Pour mixture (more like spread the globs) into a 13x9 baking dish and bake until barely anything come out on a toothpick.


For the icing cream 3 tbsp butter with 3 tbsp cocoa powder. Add 1 cup of powdered sugar very slowly so it doesn't begin to snow in your kitchen. Add 1-2 tbsp of whole milk and then prepare to add 1-2 cups more powdered sugar. I added 1 tsp of peanut butter and 1/2 tsp of vanilla to achieve the consistency and body I wanted. There is nothing wrong with you leaving out the peanut butter in icing, which would mean you add less powdered sugar. Baking (and cooking in general) is all about doing what you're comfortable with. If you want to add or subtract something, just think it out and go with it! Chances are if you like something you make, so will others around you. Be bold; be brave. Failing is a possibility, but it makes succeeding just that much sweeter--literally. Okay, pep talk over.

Monday, October 21, 2013

Fallin' in Love with Fall

It seems that everyone I know is uh-bsessed with one thing--pumpkin. Me too. The greatest time of year is when you finally hit that one day when it is just cold enough to wear boots and you don't look crazy. That day was last Saturday. However, my date with pumpkin couldn't wait that long...

The picture says it all. These babies were moist and delicious. The frosting was creamy and sweet with a hint of cinnamon. Fallin' in love with fall.

The cupcake recipe is:
1.)Cream 1/2 cup softened butter with 1 1/3 cups sugar.
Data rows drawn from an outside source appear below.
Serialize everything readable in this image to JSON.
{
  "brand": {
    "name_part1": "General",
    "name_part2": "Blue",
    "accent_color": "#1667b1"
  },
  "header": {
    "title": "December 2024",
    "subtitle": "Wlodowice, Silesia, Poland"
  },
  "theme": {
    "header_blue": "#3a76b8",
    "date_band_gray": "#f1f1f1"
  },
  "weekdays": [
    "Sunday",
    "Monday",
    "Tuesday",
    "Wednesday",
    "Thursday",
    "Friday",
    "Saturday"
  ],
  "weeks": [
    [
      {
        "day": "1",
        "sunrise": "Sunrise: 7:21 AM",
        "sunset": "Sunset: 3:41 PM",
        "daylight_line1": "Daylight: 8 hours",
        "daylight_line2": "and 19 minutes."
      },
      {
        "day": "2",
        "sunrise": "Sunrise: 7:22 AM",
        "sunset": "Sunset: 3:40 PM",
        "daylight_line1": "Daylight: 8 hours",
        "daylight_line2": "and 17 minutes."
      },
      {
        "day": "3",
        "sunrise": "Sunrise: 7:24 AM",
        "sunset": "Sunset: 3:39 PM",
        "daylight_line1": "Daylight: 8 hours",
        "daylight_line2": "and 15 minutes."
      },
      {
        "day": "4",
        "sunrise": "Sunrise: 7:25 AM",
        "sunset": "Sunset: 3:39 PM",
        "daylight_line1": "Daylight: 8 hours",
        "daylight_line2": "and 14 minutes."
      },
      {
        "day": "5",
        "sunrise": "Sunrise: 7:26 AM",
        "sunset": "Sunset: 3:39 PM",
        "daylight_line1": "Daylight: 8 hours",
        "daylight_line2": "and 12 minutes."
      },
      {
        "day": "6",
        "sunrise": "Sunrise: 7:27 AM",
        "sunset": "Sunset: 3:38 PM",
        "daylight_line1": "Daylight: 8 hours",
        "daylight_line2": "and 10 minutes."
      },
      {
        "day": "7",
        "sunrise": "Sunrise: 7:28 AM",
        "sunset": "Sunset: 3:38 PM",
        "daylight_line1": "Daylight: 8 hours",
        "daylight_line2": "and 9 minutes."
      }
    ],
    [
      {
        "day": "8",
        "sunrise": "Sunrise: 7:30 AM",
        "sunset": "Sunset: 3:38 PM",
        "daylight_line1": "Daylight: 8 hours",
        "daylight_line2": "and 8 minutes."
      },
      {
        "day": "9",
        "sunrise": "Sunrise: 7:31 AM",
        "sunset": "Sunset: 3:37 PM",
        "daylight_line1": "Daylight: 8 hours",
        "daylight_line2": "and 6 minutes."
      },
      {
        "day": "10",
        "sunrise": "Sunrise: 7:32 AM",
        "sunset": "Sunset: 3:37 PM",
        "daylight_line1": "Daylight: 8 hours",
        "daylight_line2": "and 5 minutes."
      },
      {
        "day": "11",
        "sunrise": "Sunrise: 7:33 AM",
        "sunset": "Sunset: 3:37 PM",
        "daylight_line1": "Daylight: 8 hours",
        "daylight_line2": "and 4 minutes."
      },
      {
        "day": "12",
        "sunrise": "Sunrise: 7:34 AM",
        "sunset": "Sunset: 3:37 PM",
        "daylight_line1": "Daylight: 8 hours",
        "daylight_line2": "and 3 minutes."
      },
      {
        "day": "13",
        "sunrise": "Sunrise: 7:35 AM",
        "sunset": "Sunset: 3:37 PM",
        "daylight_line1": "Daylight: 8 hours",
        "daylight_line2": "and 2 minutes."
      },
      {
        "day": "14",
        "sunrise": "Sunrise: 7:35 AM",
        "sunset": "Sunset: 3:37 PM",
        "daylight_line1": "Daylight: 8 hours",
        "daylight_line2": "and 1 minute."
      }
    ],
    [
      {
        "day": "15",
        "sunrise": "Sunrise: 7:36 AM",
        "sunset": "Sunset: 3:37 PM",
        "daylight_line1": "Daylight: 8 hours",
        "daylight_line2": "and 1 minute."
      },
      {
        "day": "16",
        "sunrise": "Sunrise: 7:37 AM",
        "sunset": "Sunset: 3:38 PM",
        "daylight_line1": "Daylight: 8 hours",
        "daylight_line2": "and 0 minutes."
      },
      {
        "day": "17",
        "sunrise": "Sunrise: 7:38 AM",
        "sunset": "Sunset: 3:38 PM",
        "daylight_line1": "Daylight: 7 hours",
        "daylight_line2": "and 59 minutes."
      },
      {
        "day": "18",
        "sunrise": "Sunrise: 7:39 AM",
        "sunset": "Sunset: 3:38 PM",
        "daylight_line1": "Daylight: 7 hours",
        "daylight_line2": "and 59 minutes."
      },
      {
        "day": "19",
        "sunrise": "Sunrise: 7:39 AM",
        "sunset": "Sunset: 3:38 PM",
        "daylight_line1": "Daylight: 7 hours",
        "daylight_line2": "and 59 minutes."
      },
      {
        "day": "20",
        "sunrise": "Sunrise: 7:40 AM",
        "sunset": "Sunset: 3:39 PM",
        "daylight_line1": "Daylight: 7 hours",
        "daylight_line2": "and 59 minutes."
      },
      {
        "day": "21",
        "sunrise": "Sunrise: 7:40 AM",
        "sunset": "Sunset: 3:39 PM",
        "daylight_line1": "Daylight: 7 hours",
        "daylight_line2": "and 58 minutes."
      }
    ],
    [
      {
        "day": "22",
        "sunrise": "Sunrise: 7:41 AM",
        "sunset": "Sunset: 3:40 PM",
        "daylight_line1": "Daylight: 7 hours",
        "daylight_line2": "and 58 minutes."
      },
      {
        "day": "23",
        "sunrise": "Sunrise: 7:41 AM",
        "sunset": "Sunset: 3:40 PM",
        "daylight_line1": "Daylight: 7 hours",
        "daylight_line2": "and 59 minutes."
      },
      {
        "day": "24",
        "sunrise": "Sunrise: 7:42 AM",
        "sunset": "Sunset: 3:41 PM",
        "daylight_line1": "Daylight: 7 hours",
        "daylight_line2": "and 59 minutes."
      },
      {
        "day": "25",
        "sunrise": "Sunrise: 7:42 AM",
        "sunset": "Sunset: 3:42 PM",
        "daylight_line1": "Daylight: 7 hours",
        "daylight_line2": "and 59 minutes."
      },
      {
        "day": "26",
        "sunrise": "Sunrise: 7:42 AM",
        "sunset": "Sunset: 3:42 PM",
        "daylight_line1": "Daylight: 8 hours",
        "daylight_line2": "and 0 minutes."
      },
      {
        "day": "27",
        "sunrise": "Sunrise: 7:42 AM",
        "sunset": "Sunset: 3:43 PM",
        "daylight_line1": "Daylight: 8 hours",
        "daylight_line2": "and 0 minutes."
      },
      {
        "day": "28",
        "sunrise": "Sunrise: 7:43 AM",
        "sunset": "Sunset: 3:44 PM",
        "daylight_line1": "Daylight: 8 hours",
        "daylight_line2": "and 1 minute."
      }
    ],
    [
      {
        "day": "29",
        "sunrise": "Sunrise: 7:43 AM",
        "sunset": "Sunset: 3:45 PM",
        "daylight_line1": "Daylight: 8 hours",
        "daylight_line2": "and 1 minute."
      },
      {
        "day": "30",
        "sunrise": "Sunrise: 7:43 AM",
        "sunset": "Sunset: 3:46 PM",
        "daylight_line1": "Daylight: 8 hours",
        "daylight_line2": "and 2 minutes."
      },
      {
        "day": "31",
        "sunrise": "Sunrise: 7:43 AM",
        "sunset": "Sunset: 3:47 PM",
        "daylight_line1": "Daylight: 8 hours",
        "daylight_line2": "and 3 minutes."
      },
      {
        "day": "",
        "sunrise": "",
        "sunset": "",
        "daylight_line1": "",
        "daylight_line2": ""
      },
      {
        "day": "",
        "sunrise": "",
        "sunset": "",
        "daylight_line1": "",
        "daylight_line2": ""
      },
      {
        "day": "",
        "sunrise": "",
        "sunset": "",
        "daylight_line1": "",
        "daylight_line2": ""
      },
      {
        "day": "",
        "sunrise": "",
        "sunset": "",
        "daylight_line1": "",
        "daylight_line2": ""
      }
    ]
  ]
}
Add 2 eggs which have already been beaten.
2.) Blend in 1 cup mashed cooked or canned pumpkin into the wet ingredients.
3.) In a separate bowl, combine 2 1/4 cups all-purpose flour,1 tablespoon baking powder, 1/2 teaspoon baking soda, 1/2 teaspoon salt, 3/4 teaspoon ground cinnamon, 1/2 teaspoon ground ginger, and 1/2 teaspoon ground nutmeg.
4.) Alternate adding the dry ingredients with 3/4 cup milk and stir until just combined.
Note: important with many recipes, you do not want to over mix the ingredients, as it will effect the density, rising, or texture of your goods.

Onto the icing, a simple recipe for cream cheese frosting:
1/2 cup butter
8 oz cream cheese
2+ cups powdered sugar
splash of vanilla
+cinnamon if you want
I say more than 2 cups of sugar if you want to transport your cupcakes. Most of the time I find cream cheese frosting to be the most delicious, but the most challenging frosting for decorating. I added the cinnamon too, because the cupcakes were just begging for it.

Disclaimer: these are more spice than pumpkin tasting. The pumpkin here provides texture and richness. But, that is what I look for in a pumpkin recipe.

Oh, did I forget to mention that I gave these all away! (Well, not all of them...) The wrapped box below is another great idea for holiday gifts! The boxes come in packages of 3 and it is so easy to tie a big bow and include a handwritten note. I better stop before I give all my secrets away...